Some failures may have been partly a result of policy and training deficiencies, the report found, noting that the school district police department suggested wrongly in prior training that active shooter situations can transition into hostage or barricaded incidents. DPS lacked an active shooter policy, as did the county sheriff’s office and U.S. Customs and Border Protection, the parent agency of the 149 Border Patrol agents who responded.
The report also found that key officers, including Uvalde Police Department acting chief Mariano Pargas, who arrived within minutes of the shooting, had no active shooter or incident command training.
The vast majority of 380 officers from more than a dozen local, state, and federal agencies who responded to the school had never trained together, “contributing to difficulties in coordination and communication.” The report said the “lack of pre-planning hampered even well-prepared agencies from functioning at their best.”

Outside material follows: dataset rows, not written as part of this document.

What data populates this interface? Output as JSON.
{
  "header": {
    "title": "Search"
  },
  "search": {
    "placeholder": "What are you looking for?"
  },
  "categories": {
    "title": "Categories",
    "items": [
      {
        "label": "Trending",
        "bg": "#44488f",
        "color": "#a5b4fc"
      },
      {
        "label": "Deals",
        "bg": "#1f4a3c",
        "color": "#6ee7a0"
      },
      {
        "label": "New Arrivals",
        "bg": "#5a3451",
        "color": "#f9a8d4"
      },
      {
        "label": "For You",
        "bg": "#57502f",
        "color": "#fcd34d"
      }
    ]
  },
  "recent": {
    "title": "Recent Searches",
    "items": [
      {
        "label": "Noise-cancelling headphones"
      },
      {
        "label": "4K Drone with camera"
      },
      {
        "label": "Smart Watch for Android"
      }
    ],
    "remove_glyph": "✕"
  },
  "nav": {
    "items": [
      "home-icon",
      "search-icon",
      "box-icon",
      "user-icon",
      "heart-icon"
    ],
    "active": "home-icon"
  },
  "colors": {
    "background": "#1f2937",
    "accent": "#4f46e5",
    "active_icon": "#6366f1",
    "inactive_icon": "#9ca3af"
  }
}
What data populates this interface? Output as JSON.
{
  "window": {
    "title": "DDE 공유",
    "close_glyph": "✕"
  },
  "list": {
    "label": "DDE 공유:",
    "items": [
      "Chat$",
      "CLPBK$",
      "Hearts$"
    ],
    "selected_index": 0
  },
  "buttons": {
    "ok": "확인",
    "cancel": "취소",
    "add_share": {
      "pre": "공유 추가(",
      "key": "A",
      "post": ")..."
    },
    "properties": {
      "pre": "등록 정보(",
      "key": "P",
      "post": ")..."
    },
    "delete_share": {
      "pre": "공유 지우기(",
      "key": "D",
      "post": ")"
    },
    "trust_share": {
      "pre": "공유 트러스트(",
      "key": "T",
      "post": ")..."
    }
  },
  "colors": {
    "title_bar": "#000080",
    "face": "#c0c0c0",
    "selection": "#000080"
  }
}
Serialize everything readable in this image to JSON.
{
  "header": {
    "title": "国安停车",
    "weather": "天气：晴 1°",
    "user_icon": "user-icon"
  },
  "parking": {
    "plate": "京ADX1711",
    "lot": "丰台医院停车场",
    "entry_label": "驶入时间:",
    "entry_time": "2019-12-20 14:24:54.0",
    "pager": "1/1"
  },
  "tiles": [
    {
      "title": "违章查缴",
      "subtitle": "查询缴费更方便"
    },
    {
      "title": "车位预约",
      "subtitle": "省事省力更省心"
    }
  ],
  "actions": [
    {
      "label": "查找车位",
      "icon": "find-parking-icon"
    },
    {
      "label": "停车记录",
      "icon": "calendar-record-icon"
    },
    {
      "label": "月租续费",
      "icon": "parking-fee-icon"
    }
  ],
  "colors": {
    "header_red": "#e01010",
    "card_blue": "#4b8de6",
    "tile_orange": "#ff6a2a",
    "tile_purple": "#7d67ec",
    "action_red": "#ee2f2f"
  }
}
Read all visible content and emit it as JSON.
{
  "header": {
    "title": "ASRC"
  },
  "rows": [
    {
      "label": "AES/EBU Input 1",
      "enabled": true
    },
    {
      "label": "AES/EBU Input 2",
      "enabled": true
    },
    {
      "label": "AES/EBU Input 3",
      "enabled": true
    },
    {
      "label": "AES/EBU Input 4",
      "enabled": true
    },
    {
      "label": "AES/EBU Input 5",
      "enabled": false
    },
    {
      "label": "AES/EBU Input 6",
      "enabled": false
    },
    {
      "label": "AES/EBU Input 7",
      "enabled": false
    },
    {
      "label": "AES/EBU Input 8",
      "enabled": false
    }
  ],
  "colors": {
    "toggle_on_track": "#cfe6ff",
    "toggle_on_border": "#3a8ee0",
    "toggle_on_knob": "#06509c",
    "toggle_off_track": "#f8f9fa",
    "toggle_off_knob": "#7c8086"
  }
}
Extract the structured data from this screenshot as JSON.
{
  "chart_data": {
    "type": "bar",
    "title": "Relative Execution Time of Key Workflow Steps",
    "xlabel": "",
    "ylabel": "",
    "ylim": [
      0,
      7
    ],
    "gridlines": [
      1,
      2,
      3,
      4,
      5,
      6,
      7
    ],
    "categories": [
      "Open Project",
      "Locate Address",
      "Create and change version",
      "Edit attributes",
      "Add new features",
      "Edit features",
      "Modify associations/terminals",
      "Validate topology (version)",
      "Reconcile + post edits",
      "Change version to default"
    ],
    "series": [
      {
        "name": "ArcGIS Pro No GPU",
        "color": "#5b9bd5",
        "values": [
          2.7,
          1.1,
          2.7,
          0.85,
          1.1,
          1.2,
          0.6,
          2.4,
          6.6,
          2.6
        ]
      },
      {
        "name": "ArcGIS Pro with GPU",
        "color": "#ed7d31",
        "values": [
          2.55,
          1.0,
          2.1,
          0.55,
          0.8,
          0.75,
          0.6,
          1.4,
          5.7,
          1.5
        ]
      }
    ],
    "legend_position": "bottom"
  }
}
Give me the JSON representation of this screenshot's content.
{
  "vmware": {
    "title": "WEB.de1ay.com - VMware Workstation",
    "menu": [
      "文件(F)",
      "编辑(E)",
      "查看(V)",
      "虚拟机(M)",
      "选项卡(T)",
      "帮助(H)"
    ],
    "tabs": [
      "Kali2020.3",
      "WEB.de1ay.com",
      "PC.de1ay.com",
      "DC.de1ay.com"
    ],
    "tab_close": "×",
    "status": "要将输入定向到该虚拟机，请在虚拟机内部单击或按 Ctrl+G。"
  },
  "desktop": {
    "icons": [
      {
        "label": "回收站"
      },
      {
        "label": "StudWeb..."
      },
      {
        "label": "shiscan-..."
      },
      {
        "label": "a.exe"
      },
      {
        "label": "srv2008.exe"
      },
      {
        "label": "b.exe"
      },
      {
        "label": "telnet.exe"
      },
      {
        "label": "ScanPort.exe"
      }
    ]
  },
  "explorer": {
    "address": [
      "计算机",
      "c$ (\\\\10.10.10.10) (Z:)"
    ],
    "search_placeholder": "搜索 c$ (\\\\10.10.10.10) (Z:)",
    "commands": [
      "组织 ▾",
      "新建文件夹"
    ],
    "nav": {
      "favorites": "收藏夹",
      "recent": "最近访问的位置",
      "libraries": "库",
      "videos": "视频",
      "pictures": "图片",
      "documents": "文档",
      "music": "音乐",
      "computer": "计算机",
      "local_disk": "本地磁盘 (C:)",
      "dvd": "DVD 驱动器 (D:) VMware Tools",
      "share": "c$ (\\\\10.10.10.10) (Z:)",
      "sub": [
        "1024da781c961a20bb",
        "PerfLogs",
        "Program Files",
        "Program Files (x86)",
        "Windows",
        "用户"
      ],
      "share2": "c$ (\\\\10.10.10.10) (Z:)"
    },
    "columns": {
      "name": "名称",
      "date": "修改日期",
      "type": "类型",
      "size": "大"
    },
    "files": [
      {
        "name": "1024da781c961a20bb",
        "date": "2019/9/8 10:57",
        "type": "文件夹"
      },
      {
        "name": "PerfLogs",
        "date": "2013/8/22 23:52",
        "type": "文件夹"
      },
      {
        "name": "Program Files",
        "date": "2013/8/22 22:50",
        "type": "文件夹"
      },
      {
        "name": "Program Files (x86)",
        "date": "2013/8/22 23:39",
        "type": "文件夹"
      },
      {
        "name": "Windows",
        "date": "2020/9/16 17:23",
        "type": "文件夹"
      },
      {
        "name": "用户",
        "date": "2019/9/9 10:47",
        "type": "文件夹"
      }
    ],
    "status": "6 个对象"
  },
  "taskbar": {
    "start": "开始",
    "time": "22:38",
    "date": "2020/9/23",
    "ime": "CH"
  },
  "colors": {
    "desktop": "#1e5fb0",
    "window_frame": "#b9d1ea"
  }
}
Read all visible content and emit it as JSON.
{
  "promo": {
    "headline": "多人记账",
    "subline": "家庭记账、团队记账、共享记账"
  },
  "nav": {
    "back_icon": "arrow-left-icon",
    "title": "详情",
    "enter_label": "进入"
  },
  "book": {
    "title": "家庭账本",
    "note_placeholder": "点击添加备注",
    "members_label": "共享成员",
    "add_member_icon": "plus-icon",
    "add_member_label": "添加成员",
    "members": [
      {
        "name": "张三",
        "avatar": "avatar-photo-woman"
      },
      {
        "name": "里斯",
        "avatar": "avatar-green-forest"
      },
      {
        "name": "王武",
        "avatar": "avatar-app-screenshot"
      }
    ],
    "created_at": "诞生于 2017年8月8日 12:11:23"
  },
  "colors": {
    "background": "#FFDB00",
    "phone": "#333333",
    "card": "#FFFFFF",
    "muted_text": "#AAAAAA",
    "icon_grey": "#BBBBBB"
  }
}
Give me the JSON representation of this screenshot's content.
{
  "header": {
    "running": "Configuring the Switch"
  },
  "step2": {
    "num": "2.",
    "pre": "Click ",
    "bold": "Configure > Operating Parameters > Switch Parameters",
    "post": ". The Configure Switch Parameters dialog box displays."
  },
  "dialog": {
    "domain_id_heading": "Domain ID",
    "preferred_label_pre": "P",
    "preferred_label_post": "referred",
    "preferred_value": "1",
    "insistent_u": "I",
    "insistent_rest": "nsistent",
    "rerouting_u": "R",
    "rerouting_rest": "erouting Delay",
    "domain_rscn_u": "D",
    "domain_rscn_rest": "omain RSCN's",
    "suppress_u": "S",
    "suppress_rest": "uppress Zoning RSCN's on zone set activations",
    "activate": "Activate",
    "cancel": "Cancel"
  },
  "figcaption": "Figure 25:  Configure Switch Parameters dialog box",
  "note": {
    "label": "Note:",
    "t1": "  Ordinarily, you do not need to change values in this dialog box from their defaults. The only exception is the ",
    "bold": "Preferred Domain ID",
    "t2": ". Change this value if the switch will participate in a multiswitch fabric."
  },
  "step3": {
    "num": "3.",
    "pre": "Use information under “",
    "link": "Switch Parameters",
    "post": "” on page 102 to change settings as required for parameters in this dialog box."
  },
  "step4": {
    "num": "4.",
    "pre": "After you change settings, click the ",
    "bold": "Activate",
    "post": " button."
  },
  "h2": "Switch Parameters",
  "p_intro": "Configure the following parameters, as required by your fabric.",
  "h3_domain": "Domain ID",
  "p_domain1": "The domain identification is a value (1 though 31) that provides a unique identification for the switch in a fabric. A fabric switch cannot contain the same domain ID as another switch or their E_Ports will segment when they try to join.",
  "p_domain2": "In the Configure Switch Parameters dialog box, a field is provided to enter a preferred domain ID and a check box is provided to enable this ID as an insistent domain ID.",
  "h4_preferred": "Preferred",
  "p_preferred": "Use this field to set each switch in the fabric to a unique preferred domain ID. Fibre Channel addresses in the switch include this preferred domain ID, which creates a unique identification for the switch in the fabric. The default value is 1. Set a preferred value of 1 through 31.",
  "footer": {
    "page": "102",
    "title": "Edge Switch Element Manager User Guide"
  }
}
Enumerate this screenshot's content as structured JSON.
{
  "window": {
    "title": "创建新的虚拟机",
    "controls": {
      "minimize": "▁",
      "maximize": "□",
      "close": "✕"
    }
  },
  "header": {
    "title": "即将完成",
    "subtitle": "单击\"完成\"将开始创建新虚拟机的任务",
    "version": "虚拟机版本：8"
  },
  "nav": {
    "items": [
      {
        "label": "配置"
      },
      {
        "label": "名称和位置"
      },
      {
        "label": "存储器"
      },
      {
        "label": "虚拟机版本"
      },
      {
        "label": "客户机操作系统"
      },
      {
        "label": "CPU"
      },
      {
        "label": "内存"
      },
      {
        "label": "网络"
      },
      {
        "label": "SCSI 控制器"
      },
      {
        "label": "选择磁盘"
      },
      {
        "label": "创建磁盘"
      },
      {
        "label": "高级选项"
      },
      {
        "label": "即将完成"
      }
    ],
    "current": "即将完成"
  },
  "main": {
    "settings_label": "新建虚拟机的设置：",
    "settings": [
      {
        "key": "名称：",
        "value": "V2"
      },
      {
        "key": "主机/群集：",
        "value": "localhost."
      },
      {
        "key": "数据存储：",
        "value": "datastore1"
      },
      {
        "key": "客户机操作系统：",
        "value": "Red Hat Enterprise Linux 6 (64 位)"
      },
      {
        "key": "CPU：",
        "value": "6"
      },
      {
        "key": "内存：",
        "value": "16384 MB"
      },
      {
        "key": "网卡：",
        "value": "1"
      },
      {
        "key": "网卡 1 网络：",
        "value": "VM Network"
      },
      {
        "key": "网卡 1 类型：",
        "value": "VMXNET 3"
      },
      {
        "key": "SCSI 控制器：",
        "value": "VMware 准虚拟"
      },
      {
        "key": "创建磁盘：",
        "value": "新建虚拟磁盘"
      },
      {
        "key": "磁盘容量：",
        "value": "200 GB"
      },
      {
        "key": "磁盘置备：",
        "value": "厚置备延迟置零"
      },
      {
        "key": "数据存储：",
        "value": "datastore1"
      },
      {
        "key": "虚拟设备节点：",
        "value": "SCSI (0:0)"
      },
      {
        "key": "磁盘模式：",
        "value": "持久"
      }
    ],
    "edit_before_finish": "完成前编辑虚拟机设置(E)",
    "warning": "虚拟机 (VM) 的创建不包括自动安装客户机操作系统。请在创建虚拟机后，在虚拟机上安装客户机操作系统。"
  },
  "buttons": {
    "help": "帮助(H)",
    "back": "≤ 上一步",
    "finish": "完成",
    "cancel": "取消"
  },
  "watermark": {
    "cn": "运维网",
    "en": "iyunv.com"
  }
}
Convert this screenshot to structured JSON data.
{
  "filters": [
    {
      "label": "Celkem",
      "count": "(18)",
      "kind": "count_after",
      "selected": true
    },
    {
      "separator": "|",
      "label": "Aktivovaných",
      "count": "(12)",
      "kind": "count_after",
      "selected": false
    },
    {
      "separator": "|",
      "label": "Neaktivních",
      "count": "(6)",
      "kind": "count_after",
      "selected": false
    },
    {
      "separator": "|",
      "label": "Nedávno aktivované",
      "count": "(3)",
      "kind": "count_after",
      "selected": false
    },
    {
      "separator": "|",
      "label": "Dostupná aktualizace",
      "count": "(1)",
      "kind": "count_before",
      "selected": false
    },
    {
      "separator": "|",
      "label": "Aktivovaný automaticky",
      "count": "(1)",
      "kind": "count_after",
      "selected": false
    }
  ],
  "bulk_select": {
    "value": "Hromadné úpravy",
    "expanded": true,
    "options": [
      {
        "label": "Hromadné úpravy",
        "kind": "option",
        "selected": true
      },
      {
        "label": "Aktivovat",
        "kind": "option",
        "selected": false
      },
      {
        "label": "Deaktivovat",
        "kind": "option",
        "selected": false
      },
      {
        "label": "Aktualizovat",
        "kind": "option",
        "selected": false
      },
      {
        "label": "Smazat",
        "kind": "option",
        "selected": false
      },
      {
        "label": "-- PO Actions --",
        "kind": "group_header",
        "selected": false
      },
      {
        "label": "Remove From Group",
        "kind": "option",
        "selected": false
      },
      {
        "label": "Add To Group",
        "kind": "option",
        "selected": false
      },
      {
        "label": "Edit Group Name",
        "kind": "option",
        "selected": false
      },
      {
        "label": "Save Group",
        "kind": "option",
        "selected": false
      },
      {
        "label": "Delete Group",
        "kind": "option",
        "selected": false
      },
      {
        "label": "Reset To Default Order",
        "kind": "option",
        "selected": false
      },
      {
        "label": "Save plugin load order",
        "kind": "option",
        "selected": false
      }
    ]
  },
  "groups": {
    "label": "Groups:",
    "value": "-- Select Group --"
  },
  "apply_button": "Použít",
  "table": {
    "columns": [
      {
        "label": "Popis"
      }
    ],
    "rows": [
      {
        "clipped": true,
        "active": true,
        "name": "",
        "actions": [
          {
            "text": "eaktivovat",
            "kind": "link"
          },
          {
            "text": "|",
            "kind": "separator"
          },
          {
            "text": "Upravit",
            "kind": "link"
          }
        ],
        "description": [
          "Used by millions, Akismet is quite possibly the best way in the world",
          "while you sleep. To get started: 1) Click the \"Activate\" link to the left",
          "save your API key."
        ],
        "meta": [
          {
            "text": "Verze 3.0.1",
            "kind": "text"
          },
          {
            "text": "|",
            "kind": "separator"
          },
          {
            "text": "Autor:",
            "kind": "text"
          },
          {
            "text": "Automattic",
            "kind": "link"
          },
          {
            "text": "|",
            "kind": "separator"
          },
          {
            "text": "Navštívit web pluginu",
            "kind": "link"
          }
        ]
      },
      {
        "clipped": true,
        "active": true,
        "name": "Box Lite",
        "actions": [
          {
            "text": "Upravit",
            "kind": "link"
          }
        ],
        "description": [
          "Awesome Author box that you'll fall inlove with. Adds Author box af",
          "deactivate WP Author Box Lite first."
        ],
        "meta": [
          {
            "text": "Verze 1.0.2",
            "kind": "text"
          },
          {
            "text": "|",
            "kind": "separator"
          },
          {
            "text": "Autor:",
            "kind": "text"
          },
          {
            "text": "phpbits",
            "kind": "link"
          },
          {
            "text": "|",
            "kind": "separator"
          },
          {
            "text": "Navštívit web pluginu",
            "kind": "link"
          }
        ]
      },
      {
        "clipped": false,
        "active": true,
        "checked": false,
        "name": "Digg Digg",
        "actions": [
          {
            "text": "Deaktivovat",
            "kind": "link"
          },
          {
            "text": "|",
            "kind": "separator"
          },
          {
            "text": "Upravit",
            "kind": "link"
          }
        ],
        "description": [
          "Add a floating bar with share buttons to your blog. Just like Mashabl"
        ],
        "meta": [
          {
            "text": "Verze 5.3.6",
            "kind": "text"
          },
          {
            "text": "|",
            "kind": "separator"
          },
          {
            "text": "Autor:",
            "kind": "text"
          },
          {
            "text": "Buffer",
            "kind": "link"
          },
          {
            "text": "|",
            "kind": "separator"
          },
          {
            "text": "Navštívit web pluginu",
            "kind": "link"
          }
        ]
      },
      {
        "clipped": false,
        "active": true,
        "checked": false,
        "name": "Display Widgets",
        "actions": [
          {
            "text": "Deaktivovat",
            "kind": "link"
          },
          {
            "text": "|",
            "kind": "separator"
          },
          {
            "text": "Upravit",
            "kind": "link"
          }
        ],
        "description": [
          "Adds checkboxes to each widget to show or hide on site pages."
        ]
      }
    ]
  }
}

Among its recommendations, the report said that officers should “never” treat an active shooter with access to victims as a barricaded suspect. Law enforcement training academies must ensure active shooter training instructs how officers should distinguish between active threats and barricaded or hostage situations. And officers should be prepared to approach the threat using just the tools they have with them, which is often a standard firearm, the report noted.
The federal review by the Office of Community Oriented Policing Services was announced just five days after the shooting. It was led by Orange County sheriff John Mina, the incident commander during the 2016 Pulse nightclub massacre in Orlando. In that incident, officers waited three hours to take down the shooter, who had barricaded himself with victims in a bathroom.
A Justice Department and National Policing Institute review of that Florida law enforcement response was far less critical than the Uvalde report. It found that Florida officers mostly followed best practices, although it stated the law enforcement agencies in Orlando should update their training and policies.
In the Uvalde review, the federal team reviewed more than 14,100 pieces of data and documentation, including policies, training logs, body camera footage, audio recordings, interview transcripts, and photographs. The team visited Uvalde nine times, spending 54 days there, and conducted more than 260 interviews with people from more than thirty organizations and agencies, including law enforcement officers, school staff, medical personnel, survivors, and victims’ families.
The Uvalde report’s release comes two months after ProPublica, the Texas Tribune, and PBS’s Frontline published an investigation into the response after gaining access to a trove of investigative materials, including more than 150 interviews with officers and dozens of body cameras. The material showed that the children at Robb Elementary followed active shooter protocols, while many of the officers did not. It detailed how officers treated the situation as a barricaded suspect rather than an active threat even as evidence mounted quickly that children and teachers were injured and with the shooter.
The investigation also analyzed the active shooter training of the local and state police officers who responded prior to the gunman being stopped, finding some had not taken any active shooter training, based on their state records. Of those who had, they most commonly only received the training once during their careers and hadn’t taken it in four years or longer.
The Tribune also revealed that some officers were afraid to confront the gunman because he had a deadly AR-15 rifle. With the Washington Post, ProPublica and the Tribune found that the medical response also was flawed and that two children and a teacher were still alive when they were rescued more than an hour later, but then died.
This article originally appeared in the Texas Tribune.